7 Strategies for Flying With Children
With the long days of summer stretching into the horizon, chances are you’re preparing for a family vacation. If you’re a parent, gone are the days when you simply packed a bag for yourself and whiled away the hours reading a novel or watching the in-flight movie en route to your destination. Traveling with children in tow is a whole different story, but if you’re prepared, you can ensure that you, your kids and your fellow passengers can all keep your sanity and have a smooth flight.
- Take your time. You know how everything in your day-to-day takes longer with a baby or toddler? Airports have a way of multiplying that figure exponentially. Check in lines, security, flight delays, boarding. Leave early and go slowly so you and your child will both feel less anxious.
- Bring your car seat and stroller to the gate. If you plan to bring a car seat and stroller with you on your trip, bring them to the boarding gate. Strollers can be checked at the gate and retrieved at the gate on the other end. As for car seats, some airlines allow you to bring your car seat and use it if there’s an empty seat on the flight. Others don’t allow car seats to be used onboard at all, but you can still check it at the gate. Check with your carrier before the flight to be sure.

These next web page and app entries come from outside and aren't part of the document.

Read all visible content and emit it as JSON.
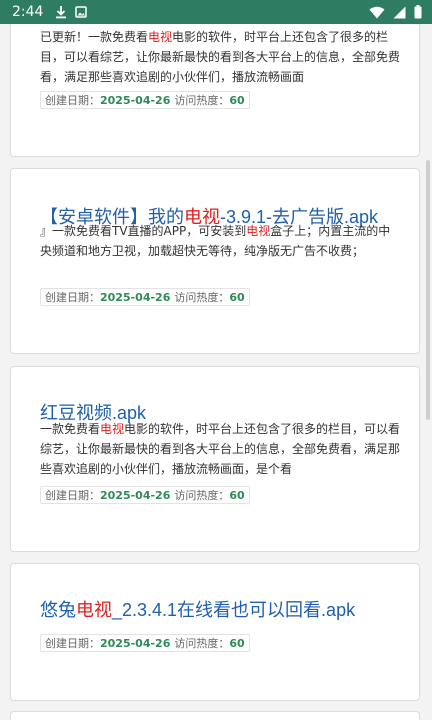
{
  "status_bar": {
    "time": "2:44",
    "icons": [
      "download-icon",
      "photo-icon",
      "wifi-icon",
      "signal-icon",
      "battery-icon"
    ]
  },
  "cards": [
    {
      "desc": "已更新！一款免费看电视电影的软件，时平台上还包含了很多的栏目，可以看综艺，让你最新最快的看到各大平台上的信息，全部免费看，满足那些喜欢追剧的小伙伴们，播放流畅画面",
      "desc_parts": [
        "已更新！一款免费看",
        "电视",
        "电影的软件，时平台上还包含了很多的栏目，可以看综艺，让你最新最快的看到各大平台上的信息，全部免费看，满足那些喜欢追剧的小伙伴们，播放流畅画面"
      ],
      "date_label": "创建日期：",
      "date": "2025-04-26",
      "heat_label": "访问热度：",
      "heat": "60"
    },
    {
      "title_parts": [
        "【安卓软件】我的",
        "电视",
        "-3.9.1-去广告版.apk"
      ],
      "desc_parts": [
        "』一款免费看TV直播的APP，可安装到",
        "电视",
        "盒子上；内置主流的中央频道和地方卫视，加载超快无等待，纯净版无广告不收费；"
      ],
      "date_label": "创建日期：",
      "date": "2025-04-26",
      "heat_label": "访问热度：",
      "heat": "60"
    },
    {
      "title_parts": [
        "红豆视频.apk"
      ],
      "desc_parts": [
        "一款免费看",
        "电视",
        "电影的软件，时平台上还包含了很多的栏目，可以看综艺，让你最新最快的看到各大平台上的信息，全部免费看，满足那些喜欢追剧的小伙伴们，播放流畅画面，是个看"
      ],
      "date_label": "创建日期：",
      "date": "2025-04-26",
      "heat_label": "访问热度：",
      "heat": "60"
    },
    {
      "title_parts": [
        "悠兔",
        "电视",
        "_2.3.4.1在线看也可以回看.apk"
      ],
      "date_label": "创建日期：",
      "date": "2025-04-26",
      "heat_label": "访问热度：",
      "heat": "60"
    }
  ]
}
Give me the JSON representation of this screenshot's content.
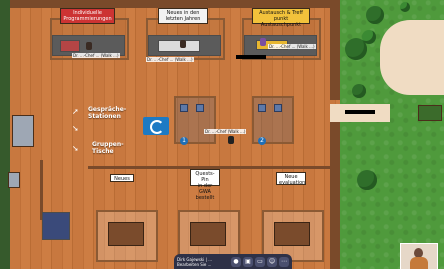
{
  "signs": {
    "individuelle": "Individuelle\nProgrammierungen",
    "neues": "Neues in den\nletzten Jahren",
    "austausch": "Austausch & Treff\npunkt Austauschpunkt",
    "quests": "Quests-Pin\nin der GWA\nbestellt",
    "neues_bottom": "Neues",
    "neue_evaluation": "Neue\nevaluation"
  },
  "floor_text": {
    "stations": "Gespräche-\nStationen",
    "gruppen": "Gruppen-\nTische"
  },
  "badges": [
    "1",
    "2"
  ],
  "name_labels": {
    "top_left": "Dr. ...-Chef ... (Walk ...)",
    "top_mid_a": "Dr. ...-Chef ... (Walk ...)",
    "top_mid_b": "Dr. ...-Chef ... (Walk ...)",
    "top_right": "Dr. ...-Chef ... (Walk ...)",
    "center": "Dr. ...-Chef (Walk ...)"
  },
  "toolbar": {
    "user_name": "Dirk Gajewski | ...",
    "user_status": "Bearbeiten Sie ...",
    "buttons": [
      "mic-icon",
      "camera-icon",
      "screen-share-icon",
      "emoji-icon",
      "more-icon"
    ]
  },
  "colors": {
    "floor": "#c8783f",
    "grass": "#4f9a3c",
    "toolbar": "#2e3147",
    "accent_blue": "#1d7ac4"
  }
}
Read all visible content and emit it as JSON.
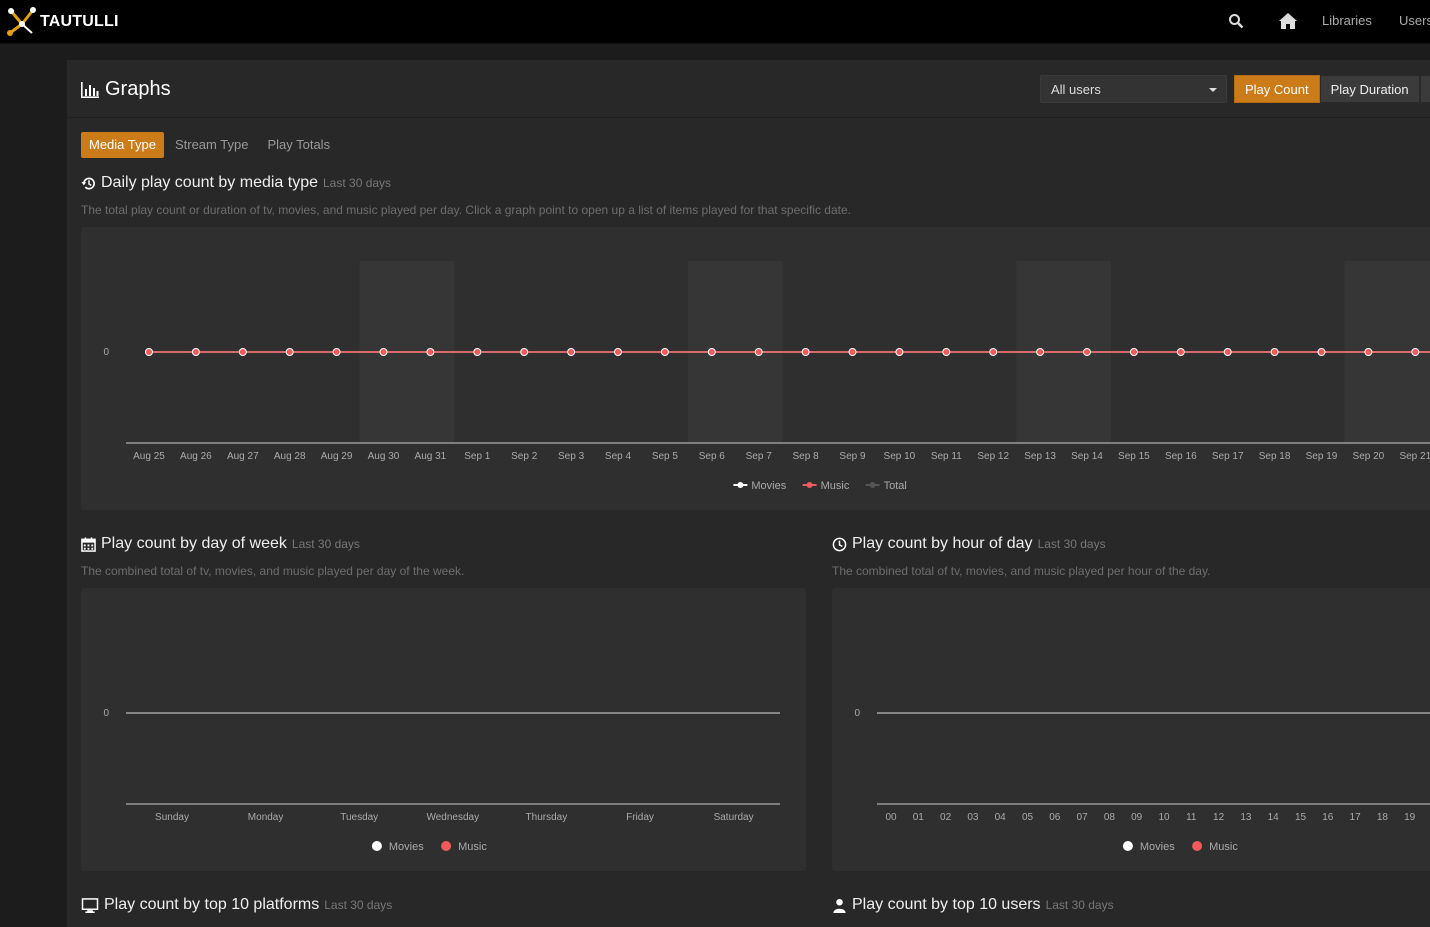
{
  "app": {
    "brand": "TAUTULLI"
  },
  "nav": {
    "links": [
      "Libraries",
      "Users"
    ]
  },
  "page": {
    "title": "Graphs",
    "user_filter": "All users",
    "metric_buttons": [
      "Play Count",
      "Play Duration"
    ],
    "active_metric": "Play Count",
    "tabs": [
      "Media Type",
      "Stream Type",
      "Play Totals"
    ],
    "active_tab": "Media Type"
  },
  "sections": {
    "daily": {
      "title": "Daily play count by media type",
      "range": "Last 30 days",
      "description": "The total play count or duration of tv, movies, and music played per day. Click a graph point to open up a list of items played for that specific date."
    },
    "dow": {
      "title": "Play count by day of week",
      "range": "Last 30 days",
      "description": "The combined total of tv, movies, and music played per day of the week."
    },
    "hour": {
      "title": "Play count by hour of day",
      "range": "Last 30 days",
      "description": "The combined total of tv, movies, and music played per hour of the day."
    },
    "platforms": {
      "title": "Play count by top 10 platforms",
      "range": "Last 30 days"
    },
    "users": {
      "title": "Play count by top 10 users",
      "range": "Last 30 days"
    }
  },
  "colors": {
    "accent": "#cc7b19",
    "music": "#f05a5a",
    "movies": "#ffffff",
    "total": "#555555"
  },
  "chart_data": [
    {
      "id": "daily",
      "type": "line",
      "x": [
        "Aug 25",
        "Aug 26",
        "Aug 27",
        "Aug 28",
        "Aug 29",
        "Aug 30",
        "Aug 31",
        "Sep 1",
        "Sep 2",
        "Sep 3",
        "Sep 4",
        "Sep 5",
        "Sep 6",
        "Sep 7",
        "Sep 8",
        "Sep 9",
        "Sep 10",
        "Sep 11",
        "Sep 12",
        "Sep 13",
        "Sep 14",
        "Sep 15",
        "Sep 16",
        "Sep 17",
        "Sep 18",
        "Sep 19",
        "Sep 20",
        "Sep 21"
      ],
      "y_ticks": [
        "0"
      ],
      "weekend_bands": [
        [
          "Aug 30",
          "Aug 31"
        ],
        [
          "Sep 6",
          "Sep 7"
        ],
        [
          "Sep 13",
          "Sep 14"
        ],
        [
          "Sep 20",
          "Sep 21"
        ]
      ],
      "series": [
        {
          "name": "Movies",
          "values": [
            0,
            0,
            0,
            0,
            0,
            0,
            0,
            0,
            0,
            0,
            0,
            0,
            0,
            0,
            0,
            0,
            0,
            0,
            0,
            0,
            0,
            0,
            0,
            0,
            0,
            0,
            0,
            0
          ]
        },
        {
          "name": "Music",
          "values": [
            0,
            0,
            0,
            0,
            0,
            0,
            0,
            0,
            0,
            0,
            0,
            0,
            0,
            0,
            0,
            0,
            0,
            0,
            0,
            0,
            0,
            0,
            0,
            0,
            0,
            0,
            0,
            0
          ]
        },
        {
          "name": "Total",
          "values": []
        }
      ],
      "legend": "bottom-center"
    },
    {
      "id": "dow",
      "type": "bar",
      "categories": [
        "Sunday",
        "Monday",
        "Tuesday",
        "Wednesday",
        "Thursday",
        "Friday",
        "Saturday"
      ],
      "y_ticks": [
        "0"
      ],
      "series": [
        {
          "name": "Movies",
          "values": [
            0,
            0,
            0,
            0,
            0,
            0,
            0
          ]
        },
        {
          "name": "Music",
          "values": [
            0,
            0,
            0,
            0,
            0,
            0,
            0
          ]
        }
      ],
      "legend": "bottom-center"
    },
    {
      "id": "hour",
      "type": "bar",
      "categories": [
        "00",
        "01",
        "02",
        "03",
        "04",
        "05",
        "06",
        "07",
        "08",
        "09",
        "10",
        "11",
        "12",
        "13",
        "14",
        "15",
        "16",
        "17",
        "18",
        "19"
      ],
      "y_ticks": [
        "0"
      ],
      "series": [
        {
          "name": "Movies",
          "values": [
            0,
            0,
            0,
            0,
            0,
            0,
            0,
            0,
            0,
            0,
            0,
            0,
            0,
            0,
            0,
            0,
            0,
            0,
            0,
            0
          ]
        },
        {
          "name": "Music",
          "values": [
            0,
            0,
            0,
            0,
            0,
            0,
            0,
            0,
            0,
            0,
            0,
            0,
            0,
            0,
            0,
            0,
            0,
            0,
            0,
            0
          ]
        }
      ],
      "legend": "bottom-center"
    }
  ]
}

- Feed babies and toddlers on takeoff and landing or any other time you feel pressure in your ears. Whether you breastfeed a lap child or give older children a sippy cup or a small snack, the act of chewing and swallowing will help their ears adjust to the cabin pressure.
- Bring a selection of small toys, stickers or crayons that your child has never seen before. Don’t give them to your child until they ask for them or appear to be getting bored. The excitement of boarding, belting up and seeing new people may keep them entertained for a significant stretch.
- Utilize the items onboard. Two great activities can be found in your very own seat pocket. First, flip through the airplane magazine for an ‘I Spy’ scavenger hunt on each page. Second, grab a pen and the airsickness bags and create hand puppets.
- Acknowledge and apologize if your baby cries. When you have a fussy baby in a confined space, your immediate instinct may be to freak out. Keep your cool and try to comfort your baby quietly. Acknowledge your seatmates’ and apologize for the noise. Most people will be understanding and recognize that you’re trying your best. If your child won’t calm down, remember that babies cry and some people will be annoyed no matter what you do. Simply do your best to remain calm.
- Avoid jet lag on arrival. One of the best remedies to jet lag for children is to time your flight to arrive during daylight hours as early in the day as possible. Feed them throughout the day at local mealtimes to help them understand the new time zone, and put them to bed one hour later than usual to help them sleep through the night.